I recently watched the powerful new documentary Billie via an exclusive screening by the 92nd Street Y.
Billie breathes life into nearly 50-year-old audiotapes of the interviews journalist Linda Lipnack Kuehl conducted with Holiday’s contemporaries including Count Basie, Carmen McRae, Tony Bennett, singer Sylvia Syms and drummer Jo Jones. Archival materials and first-hand accounts shed light on systemic racism, racial segregation and the undertold story of her commitment to racial justice.
The civil rights pioneer said “Strange Fruit” was her personal protest. She performed the song at the end of every performance for 20 years despite FBI and police harassment. Bassist Charles Mingus said, “She was fighting equality before Martin Luther King. … That might be why the cops were against her too, not just junk.”
The special screening was followed by a Q&A with director James Erskine and executive producer Michele Smith, manager of the Billie Holiday Estate.
Billie is now showing in theaters and on virtual cinema. For updates, go here.
During the Jim Crow era, Louis Armstrong asked, “What did I do to be so black and blue?”
In 2018, men in blue uniforms arrested two African Americans whose only sin is in their skin. Their offense – waiting while black at Starbucks.
@Starbucks The police were called because these men hadn’t ordered anything. They were waiting for a friend to show up, who did as they were taken out in handcuffs for doing nothing. All the other white ppl are wondering why it’s never happened to us when we do the same thing. pic.twitter.com/0U4Pzs55Ci
While implicit bias led to the 911 call, Police Commissioner Richard Ross is complicit in the criminalization of black men. In a video posted on Facebook, Ross said:
They did a service that they were called to do. And if you think about it logically, that if a business calls and they say that someone is here that I no longer wish to be in my business, [police officers] now have a legal obligation to carry out their duties.
There is nothing logical about implicit bias.
In an open letter, Starbucks CEO Kevin Johnson said the arrest was “reprehensible”:
By now, you may be aware of a disheartening situation in one of our Philadelphia-area stores this past Thursday, that led to a reprehensible outcome.
I’m writing this evening to convey three things:

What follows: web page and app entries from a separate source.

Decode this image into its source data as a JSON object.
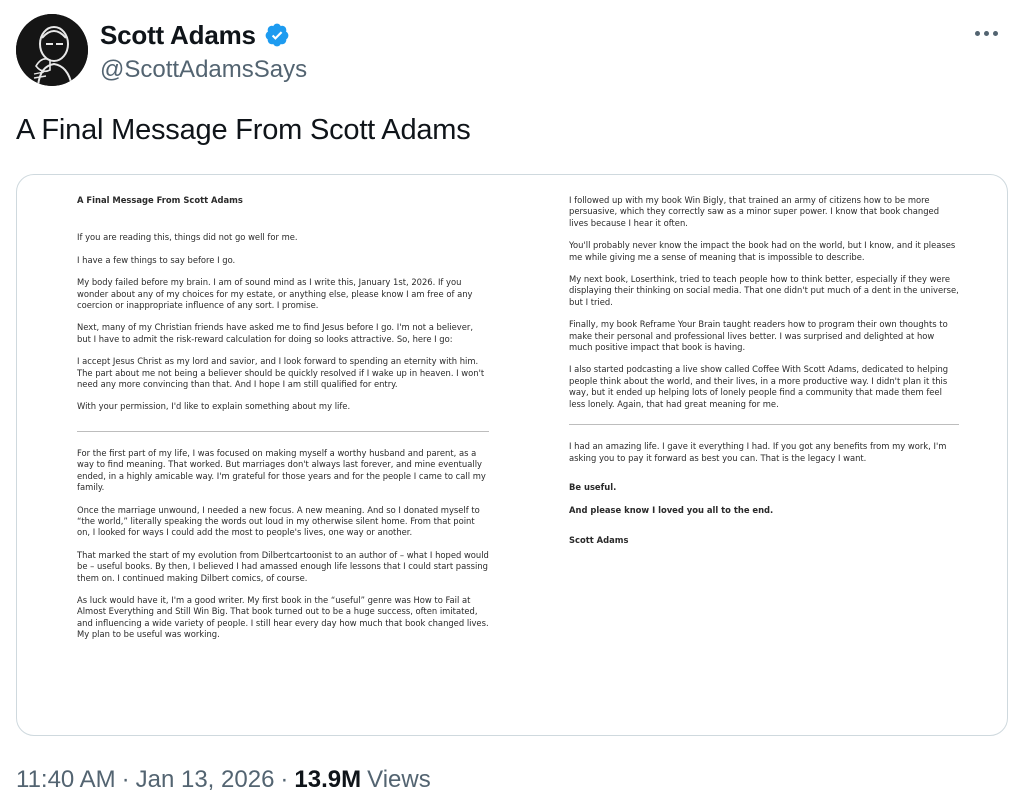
{
  "author": {
    "name": "Scott Adams",
    "handle": "@ScottAdamsSays",
    "verified": true,
    "avatar_icon": "avatar-portrait",
    "verified_icon": "verified-badge-icon"
  },
  "more_icon": "more-options-icon",
  "tweet": {
    "text": "A Final Message From Scott Adams"
  },
  "document": {
    "left": {
      "title": "A Final Message From Scott Adams",
      "paragraphs_top": [
        "If you are reading this, things did not go well for me.",
        "I have a few things to say before I go.",
        "My body failed before my brain. I am of sound mind as I write this, January 1st, 2026. If you wonder about any of my choices for my estate, or anything else, please know I am free of any coercion or inappropriate influence of any sort. I promise.",
        "Next, many of my Christian friends have asked me to find Jesus before I go. I'm not a believer, but I have to admit the risk-reward calculation for doing so looks attractive. So, here I go:",
        "I accept Jesus Christ as my lord and savior, and I look forward to spending an eternity with him. The part about me not being a believer should be quickly resolved if I wake up in heaven. I won't need any more convincing than that. And I hope I am still qualified for entry.",
        "With your permission, I'd like to explain something about my life."
      ],
      "paragraphs_bottom": [
        "For the first part of my life, I was focused on making myself a worthy husband and parent, as a way to find meaning. That worked. But marriages don't always last forever, and mine eventually ended, in a highly amicable way. I'm grateful for those years and for the people I came to call my family.",
        "Once the marriage unwound, I needed a new focus. A new meaning. And so I donated myself to “the world,” literally speaking the words out loud in my otherwise silent home. From that point on, I  looked for ways I could add the most to people's lives, one way or another.",
        "That marked the start of my evolution from Dilbertcartoonist to an author of – what I hoped would be – useful books. By then, I believed I had amassed enough life lessons that I could start passing them on. I continued making Dilbert comics, of course.",
        "As luck would have it, I'm a good writer. My first book in the “useful” genre was How to Fail at Almost Everything and Still Win Big. That book turned out to be a huge success, often imitated, and influencing a wide variety of people. I still hear every day how much that book changed lives. My plan to be useful was working."
      ]
    },
    "right": {
      "paragraphs_top": [
        "I followed up with my book Win Bigly, that trained an army of citizens how to be more persuasive, which they correctly saw as a minor super power. I know that book changed lives because I hear it often.",
        "You'll probably never know the impact the book had on the world, but I know, and it pleases me while giving me a sense of meaning that is impossible to describe.",
        "My next book, Loserthink, tried to teach people how to think better, especially if they were displaying their thinking on social media. That one didn't put much of a dent in the universe, but I tried.",
        "Finally, my book Reframe Your Brain taught readers how to program their own thoughts to make their personal and professional lives better. I was surprised and delighted at how much positive impact that book is having.",
        "I also started podcasting a live show called Coffee With Scott Adams, dedicated to helping people think about the world, and their lives, in a more productive way. I didn't plan it this way, but it ended up helping lots of lonely people find a community that made them feel less lonely. Again, that had great meaning for me."
      ],
      "paragraph_after_rule": "I had an amazing life. I gave it everything I had. If you got any benefits from my work, I'm asking you to pay it forward as best you can. That is the legacy I want.",
      "closing_1": "Be useful.",
      "closing_2": "And please know I loved you all to the end.",
      "signature": "Scott Adams"
    }
  },
  "footer": {
    "time": "11:40 AM",
    "separator": "·",
    "date": "Jan 13, 2026",
    "views_count": "13.9M",
    "views_label": "Views"
  },
  "colors": {
    "text_primary": "#0f1419",
    "text_secondary": "#536471",
    "verified_blue": "#1d9bf0",
    "border": "#cfd9de"
  }
}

First, to once again express our deepest apologies to the two men who were arrested with a goal of doing whatever we can to make things right. Second, to let you know of our plans to investigate the pertinent facts and make any necessary changes to our practices that would help prevent such an occurrence from ever happening again. And third, to reassure you that Starbucks stands firmly against discrimination or racial profiling.
In the coming days, I will be joining our regional vice president, Camille Hymes—who is on the ground in Philadelphia—to speak with partners, customers and community leaders as well as law enforcement. Most importantly, I hope to meet personally with the two men who were arrested to offer a face-to-face apology.
I am heartbroken to see Philadelphia in the headlines for an incident that — at least based on what we know at this point — appears to exemplify what racial discrimination looks like in 2018.
However, Kenney is not “heartbroken” enough to launch an independent investigation of the incident. Instead, the Philadelphia Police Department is investigating itself. A fact noted by the Washington Post:
Kenney said little about the response of his police force beyond mentioning an ongoing review from Police Commissioner Richard Ross.
In his Facebook monologue, Ross said the police department sends all new recruits to the National Museum of African American History and Culture and the United States Holocaust Memorial Museum because “we want them to know about the atrocities that were, in fact, committed by policing around the world.”
The Commissioner encouraged us to “make our own value judgment.” So here’s mine — Negro, please! Did you send new recruits to visit the African American Museum in Philadelphia’s exhibit, “Arresting Patterns: Perspectives on Race, Criminal Justice, Artistic Expression, and Community?” The museum is located one block from police headquarters.
Ross declared his “officers did absolutely nothing wrong” in arresting two black men whose only offense is the color of their skin. But he will not have the last word.
POWER, a coalition of clergy leaders representing more than 50 interfaith congregations in Southeastern and Central Pennsylvania, will hold a march and sit-in on Monday, April 16. Protesters will gather at 3:30pm at The Philadelphia Ethical Society, 1906 Rittenhouse Square. From there, they will march and occupy the Starbucks located at 1801 Spruce Street from 4-6pm.
Commissioner Ross, just so you know, they will not make any purchases. So get your paddy rollers ready.